::: Entries supplied :::

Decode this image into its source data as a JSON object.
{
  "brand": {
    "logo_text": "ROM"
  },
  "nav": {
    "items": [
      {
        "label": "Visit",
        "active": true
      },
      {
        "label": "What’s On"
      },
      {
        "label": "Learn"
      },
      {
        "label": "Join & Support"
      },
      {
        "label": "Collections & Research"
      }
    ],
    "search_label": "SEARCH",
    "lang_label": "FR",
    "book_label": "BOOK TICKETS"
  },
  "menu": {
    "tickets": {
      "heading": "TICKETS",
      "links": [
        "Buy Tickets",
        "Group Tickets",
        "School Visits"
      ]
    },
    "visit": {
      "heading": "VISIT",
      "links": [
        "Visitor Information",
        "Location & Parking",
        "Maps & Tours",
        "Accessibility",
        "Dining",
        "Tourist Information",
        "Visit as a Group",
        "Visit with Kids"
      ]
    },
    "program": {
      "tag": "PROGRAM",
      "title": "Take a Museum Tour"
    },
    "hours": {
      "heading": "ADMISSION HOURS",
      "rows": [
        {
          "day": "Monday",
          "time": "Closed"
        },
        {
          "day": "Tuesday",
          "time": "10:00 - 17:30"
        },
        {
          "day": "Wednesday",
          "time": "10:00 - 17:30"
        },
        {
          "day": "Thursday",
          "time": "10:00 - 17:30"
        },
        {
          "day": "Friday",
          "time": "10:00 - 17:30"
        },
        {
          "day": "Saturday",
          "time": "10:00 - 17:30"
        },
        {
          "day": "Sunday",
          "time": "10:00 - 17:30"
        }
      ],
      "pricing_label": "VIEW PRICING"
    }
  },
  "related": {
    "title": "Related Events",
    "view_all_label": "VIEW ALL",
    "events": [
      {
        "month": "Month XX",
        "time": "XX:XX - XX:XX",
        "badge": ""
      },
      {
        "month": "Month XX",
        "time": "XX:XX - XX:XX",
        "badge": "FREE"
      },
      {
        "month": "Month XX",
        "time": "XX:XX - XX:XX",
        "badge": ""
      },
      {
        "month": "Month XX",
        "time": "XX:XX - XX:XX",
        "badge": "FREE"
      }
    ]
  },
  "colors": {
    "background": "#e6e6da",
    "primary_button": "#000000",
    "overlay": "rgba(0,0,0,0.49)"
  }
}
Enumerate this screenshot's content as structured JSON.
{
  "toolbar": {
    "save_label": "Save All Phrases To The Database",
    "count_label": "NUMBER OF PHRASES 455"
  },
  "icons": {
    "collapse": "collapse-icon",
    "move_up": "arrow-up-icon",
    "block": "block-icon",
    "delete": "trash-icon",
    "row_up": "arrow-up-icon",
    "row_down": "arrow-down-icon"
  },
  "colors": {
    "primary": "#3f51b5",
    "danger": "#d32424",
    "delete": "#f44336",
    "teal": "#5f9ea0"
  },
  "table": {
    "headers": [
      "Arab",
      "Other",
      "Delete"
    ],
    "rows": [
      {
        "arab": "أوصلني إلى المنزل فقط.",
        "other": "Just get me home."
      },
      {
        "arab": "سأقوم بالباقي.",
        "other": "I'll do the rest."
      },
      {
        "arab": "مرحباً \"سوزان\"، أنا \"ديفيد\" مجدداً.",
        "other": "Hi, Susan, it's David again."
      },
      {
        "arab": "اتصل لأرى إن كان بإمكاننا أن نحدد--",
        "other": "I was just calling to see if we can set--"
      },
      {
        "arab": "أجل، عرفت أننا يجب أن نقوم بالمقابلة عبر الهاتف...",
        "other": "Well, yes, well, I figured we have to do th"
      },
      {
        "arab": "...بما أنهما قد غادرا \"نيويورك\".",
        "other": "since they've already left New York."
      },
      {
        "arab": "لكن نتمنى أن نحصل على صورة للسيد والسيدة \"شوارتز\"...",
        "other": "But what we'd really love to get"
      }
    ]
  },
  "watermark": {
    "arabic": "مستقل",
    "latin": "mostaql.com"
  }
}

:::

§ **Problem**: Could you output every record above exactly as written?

§ **Task result**:
Decode this image into its source data as a JSON object.
{
  "brand": {
    "logo_text": "ROM"
  },
  "nav": {
    "items": [
      {
        "label": "Visit",
        "active": true
      },
      {
        "label": "What’s On"
      },
      {
        "label": "Learn"
      },
      {
        "label": "Join & Support"
      },
      {
        "label": "Collections & Research"
      }
    ],
    "search_label": "SEARCH",
    "lang_label": "FR",
    "book_label": "BOOK TICKETS"
  },
  "menu": {
    "tickets": {
      "heading": "TICKETS",
      "links": [
        "Buy Tickets",
        "Group Tickets",
        "School Visits"
      ]
    },
    "visit": {
      "heading": "VISIT",
      "links": [
        "Visitor Information",
        "Location & Parking",
        "Maps & Tours",
        "Accessibility",
        "Dining",
        "Tourist Information",
        "Visit as a Group",
        "Visit with Kids"
      ]
    },
    "program": {
      "tag": "PROGRAM",
      "title": "Take a Museum Tour"
    },
    "hours": {
      "heading": "ADMISSION HOURS",
      "rows": [
        {
          "day": "Monday",
          "time": "Closed"
        },
        {
          "day": "Tuesday",
          "time": "10:00 - 17:30"
        },
        {
          "day": "Wednesday",
          "time": "10:00 - 17:30"
        },
        {
          "day": "Thursday",
          "time": "10:00 - 17:30"
        },
        {
          "day": "Friday",
          "time": "10:00 - 17:30"
        },
        {
          "day": "Saturday",
          "time": "10:00 - 17:30"
        },
        {
          "day": "Sunday",
          "time": "10:00 - 17:30"
        }
      ],
      "pricing_label": "VIEW PRICING"
    }
  },
  "related": {
    "title": "Related Events",
    "view_all_label": "VIEW ALL",
    "events": [
      {
        "month": "Month XX",
        "time": "XX:XX - XX:XX",
        "badge": ""
      },
      {
        "month": "Month XX",
        "time": "XX:XX - XX:XX",
        "badge": "FREE"
      },
      {
        "month": "Month XX",
        "time": "XX:XX - XX:XX",
        "badge": ""
      },
      {
        "month": "Month XX",
        "time": "XX:XX - XX:XX",
        "badge": "FREE"
      }
    ]
  },
  "colors": {
    "background": "#e6e6da",
    "primary_button": "#000000",
    "overlay": "rgba(0,0,0,0.49)"
  }
}
Enumerate this screenshot's content as structured JSON.
{
  "toolbar": {
    "save_label": "Save All Phrases To The Database",
    "count_label": "NUMBER OF PHRASES 455"
  },
  "icons": {
    "collapse": "collapse-icon",
    "move_up": "arrow-up-icon",
    "block": "block-icon",
    "delete": "trash-icon",
    "row_up": "arrow-up-icon",
    "row_down": "arrow-down-icon"
  },
  "colors": {
    "primary": "#3f51b5",
    "danger": "#d32424",
    "delete": "#f44336",
    "teal": "#5f9ea0"
  },
  "table": {
    "headers": [
      "Arab",
      "Other",
      "Delete"
    ],
    "rows": [
      {
        "arab": "أوصلني إلى المنزل فقط.",
        "other": "Just get me home."
      },
      {
        "arab": "سأقوم بالباقي.",
        "other": "I'll do the rest."
      },
      {
        "arab": "مرحباً \"سوزان\"، أنا \"ديفيد\" مجدداً.",
        "other": "Hi, Susan, it's David again."
      },
      {
        "arab": "اتصل لأرى إن كان بإمكاننا أن نحدد--",
        "other": "I was just calling to see if we can set--"
      },
      {
        "arab": "أجل، عرفت أننا يجب أن نقوم بالمقابلة عبر الهاتف...",
        "other": "Well, yes, well, I figured we have to do th"
      },
      {
        "arab": "...بما أنهما قد غادرا \"نيويورك\".",
        "other": "since they've already left New York."
      },
      {
        "arab": "لكن نتمنى أن نحصل على صورة للسيد والسيدة \"شوارتز\"...",
        "other": "But what we'd really love to get"
      }
    ]
  },
  "watermark": {
    "arabic": "مستقل",
    "latin": "mostaql.com"
  }
}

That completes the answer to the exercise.